In September, I had the opportunity to attend the first week of Andrey Lappa’s teacher training, in Leesburg, Virginia. Andrey’s the guy who systematized the Dance of Shiva, a moving meditation practice that is one of my very favorite things in the whole world, so I was eager for the opportunity to study with him. I had no interest in being a yoga teacher, but I do enjoy yoga a lot, so I figured it would all be good.
It was intense. This wasn’t just any old yoga teacher training, because to Andrey, “yoga” is not simply a physical practice, as is most often taught in the United States, but one part of a complete science of enlightenment. And enlightenment? SRS BSNS. Andrey is not screwing around.
Each of the six days had a very challenging 3-hour asana practice. I’m used to much more comfortable practices — but spiritual advancement is rarely comfortable.
I began the practices with a host of limitations. I’ve been slowly recovering from a serious illness last May, and though most of my overt symptoms have disappeared, I still tire easily, and I’m not nearly as strong as I used to be. My yoga practice has been haphazard, and I’m usually too tired to practice when I get home from work. I’m not nearly as flexible as I used to be. I hurt my shoulder once and don’t want to reinjure it.
The first one did, and the second one left me in tears. Then the third practice was a little easier, and the next day was impossibly vigorous but somehow I hung in there.
Andrey asks us to practice with our eyes closed, so we can pay better attention to our own sensations, without the distractions of the other students. He constantly exhorts us to be present and aware. It’s hard to pay attention when you’re two hours into a hard practice and even your shins are sweaty — but it’s also hard not to pay at least a tiny bit of attention when you are constantly being instructed to do so by a stern Ukranian.
Slowly, I started to notice: hey, this isn’t so bad. I started to pay more attention to what my body was doing than the old stories my brain kept retelling. I started to pay attention to what was really going on right now, instead of what I was lazily assuming was going on.
I started to notice: wait, I’m ahell of a lot stronger and more capable and more energetic than I’ve been telling myself. I’ve been playing this stagnant story over and over again, and it’s just. not. true.

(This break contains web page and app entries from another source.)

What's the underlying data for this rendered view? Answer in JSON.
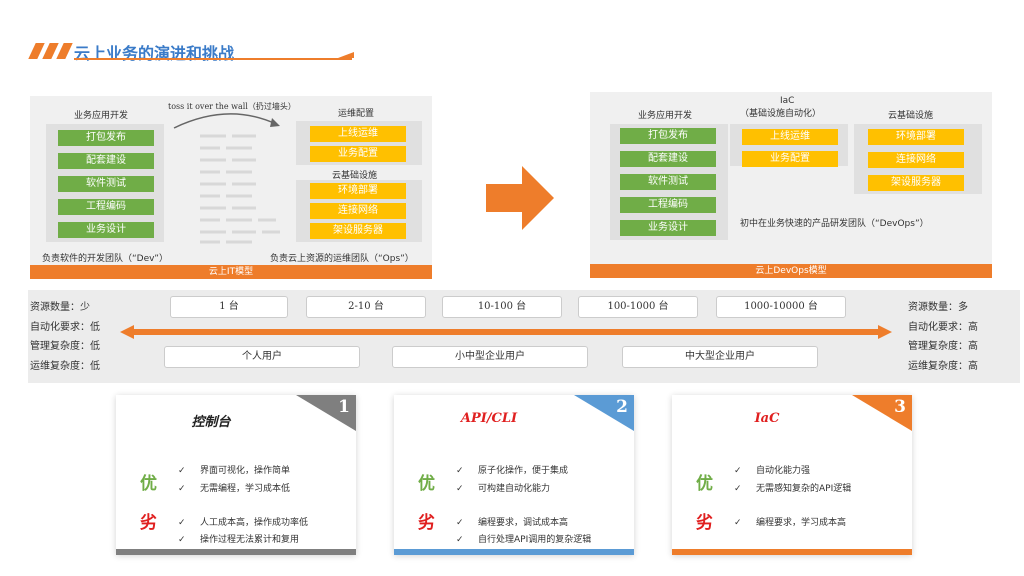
{
  "header": {
    "title": "云上业务的演进和挑战"
  },
  "it_model": {
    "col1_title": "业务应用开发",
    "col1_items": [
      "打包发布",
      "配套建设",
      "软件测试",
      "工程编码",
      "业务设计"
    ],
    "wall_text": "toss it over the wall（扔过墙头）",
    "ops_title": "运维配置",
    "ops_items": [
      "上线运维",
      "业务配置"
    ],
    "infra_title": "云基础设施",
    "infra_items": [
      "环境部署",
      "连接网络",
      "架设服务器"
    ],
    "dev_team": "负责软件的开发团队（“Dev”）",
    "ops_team": "负责云上资源的运维团队（“Ops”）",
    "bar_label": "云上IT模型"
  },
  "devops_model": {
    "col1_title": "业务应用开发",
    "col1_items": [
      "打包发布",
      "配套建设",
      "软件测试",
      "工程编码",
      "业务设计"
    ],
    "iac_title_1": "IaC",
    "iac_title_2": "（基础设施自动化）",
    "iac_items": [
      "上线运维",
      "业务配置"
    ],
    "infra_title": "云基础设施",
    "infra_items": [
      "环境部署",
      "连接网络",
      "架设服务器"
    ],
    "team_note": "初中在业务快速的产品研发团队（“DevOps”）",
    "bar_label": "云上DevOps模型"
  },
  "scale": {
    "counts": [
      "1 台",
      "2-10 台",
      "10-100 台",
      "100-1000 台",
      "1000-10000 台"
    ],
    "users": [
      "个人用户",
      "小中型企业用户",
      "中大型企业用户"
    ],
    "left": [
      "资源数量：少",
      "自动化要求：低",
      "管理复杂度：低",
      "运维复杂度：低"
    ],
    "right": [
      "资源数量：多",
      "自动化要求：高",
      "管理复杂度：高",
      "运维复杂度：高"
    ]
  },
  "cards": [
    {
      "title": "控制台",
      "num": "1",
      "accent": "#7f7f7f",
      "title_color": "#222222",
      "pro_label": "优",
      "pros": [
        "界面可视化，操作简单",
        "无需编程，学习成本低"
      ],
      "con_label": "劣",
      "cons": [
        "人工成本高，操作成功率低",
        "操作过程无法累计和复用"
      ]
    },
    {
      "title": "API/CLI",
      "num": "2",
      "accent": "#5b9bd5",
      "title_color": "#e02020",
      "pro_label": "优",
      "pros": [
        "原子化操作，便于集成",
        "可构建自动化能力"
      ],
      "con_label": "劣",
      "cons": [
        "编程要求，调试成本高",
        "自行处理API调用的复杂逻辑"
      ]
    },
    {
      "title": "IaC",
      "num": "3",
      "accent": "#ee7d2b",
      "title_color": "#e02020",
      "pro_label": "优",
      "pros": [
        "自动化能力强",
        "无需感知复杂的API逻辑"
      ],
      "con_label": "劣",
      "cons": [
        "编程要求，学习成本高"
      ]
    }
  ],
  "colors": {
    "orange": "#ee7d2b",
    "green": "#70ad47",
    "yellow": "#ffc000",
    "blue": "#3a7bc8"
  }
}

So yeah. In some ways, this week-long training changed nothing: I still want to teach Dance of Shiva, I still don’t want to be a yoga teacher. But it changed everything, because I learned, in a really visceral way, that most of the stories I tell myself are total bullshit.
The story that I’m too weak to do intense yoga? Bullshit. The story that I’ll never really recover from when I got sick last year? Bullshit.

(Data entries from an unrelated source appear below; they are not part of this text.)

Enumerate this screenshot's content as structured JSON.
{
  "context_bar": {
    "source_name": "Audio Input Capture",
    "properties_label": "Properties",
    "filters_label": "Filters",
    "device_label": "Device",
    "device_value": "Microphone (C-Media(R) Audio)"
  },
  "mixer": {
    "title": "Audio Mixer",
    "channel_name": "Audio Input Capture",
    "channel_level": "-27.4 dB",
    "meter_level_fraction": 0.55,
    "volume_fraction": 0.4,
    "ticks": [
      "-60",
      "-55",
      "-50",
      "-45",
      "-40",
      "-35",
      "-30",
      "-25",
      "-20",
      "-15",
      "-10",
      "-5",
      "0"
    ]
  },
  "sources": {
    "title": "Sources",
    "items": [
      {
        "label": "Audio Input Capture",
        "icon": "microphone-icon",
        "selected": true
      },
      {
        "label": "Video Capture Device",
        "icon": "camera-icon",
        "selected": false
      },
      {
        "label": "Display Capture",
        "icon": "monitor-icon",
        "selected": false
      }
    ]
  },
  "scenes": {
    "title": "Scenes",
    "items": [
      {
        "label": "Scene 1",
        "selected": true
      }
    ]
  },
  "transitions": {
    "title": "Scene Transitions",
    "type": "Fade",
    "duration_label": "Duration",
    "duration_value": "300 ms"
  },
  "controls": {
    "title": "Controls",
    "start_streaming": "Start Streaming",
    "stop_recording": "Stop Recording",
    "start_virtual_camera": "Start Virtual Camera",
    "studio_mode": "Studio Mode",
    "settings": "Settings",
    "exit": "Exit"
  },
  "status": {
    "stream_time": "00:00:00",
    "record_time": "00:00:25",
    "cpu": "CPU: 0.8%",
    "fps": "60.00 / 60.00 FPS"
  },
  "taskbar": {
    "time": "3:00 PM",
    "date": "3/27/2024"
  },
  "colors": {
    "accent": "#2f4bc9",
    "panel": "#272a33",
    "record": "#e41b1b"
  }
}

The story that I don’t know enough about marketing to teach Dance of Shiva? Bullshit.
The story that everyone else writes better fiction than me, so why bother? Bullshit.
The story that I don’t know how to write blog posts? Bullshit.

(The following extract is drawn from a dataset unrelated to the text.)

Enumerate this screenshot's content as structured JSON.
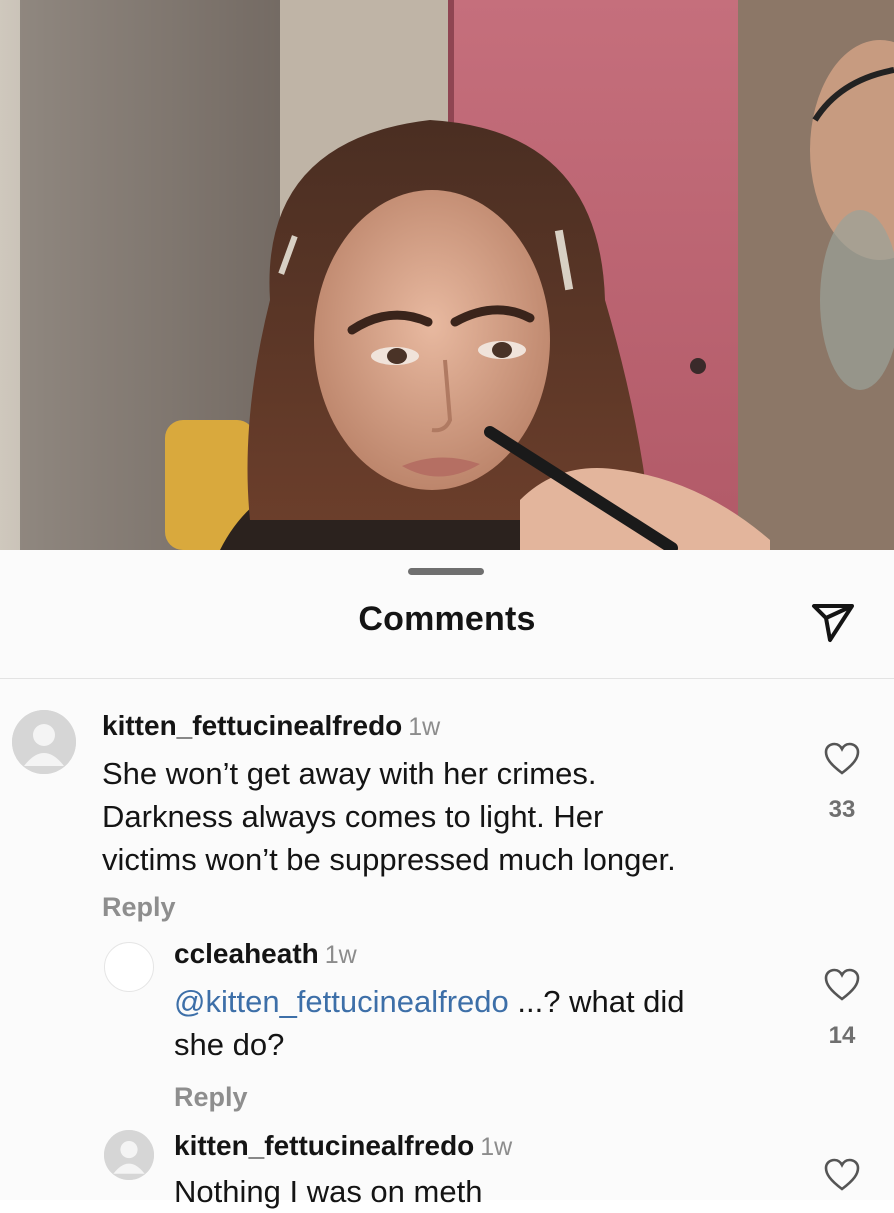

All the other stories I tell myself about why I can’t do things? Bullshit, bullshit, bullshit.
Oh, I still have a lot of unexamined stories, and I still catch myself telling the same old stories again and again. But now I know what it feels like to really drop a story, however short the time is before I pick it back up again.
It feels like the easiest, truest thing in the world.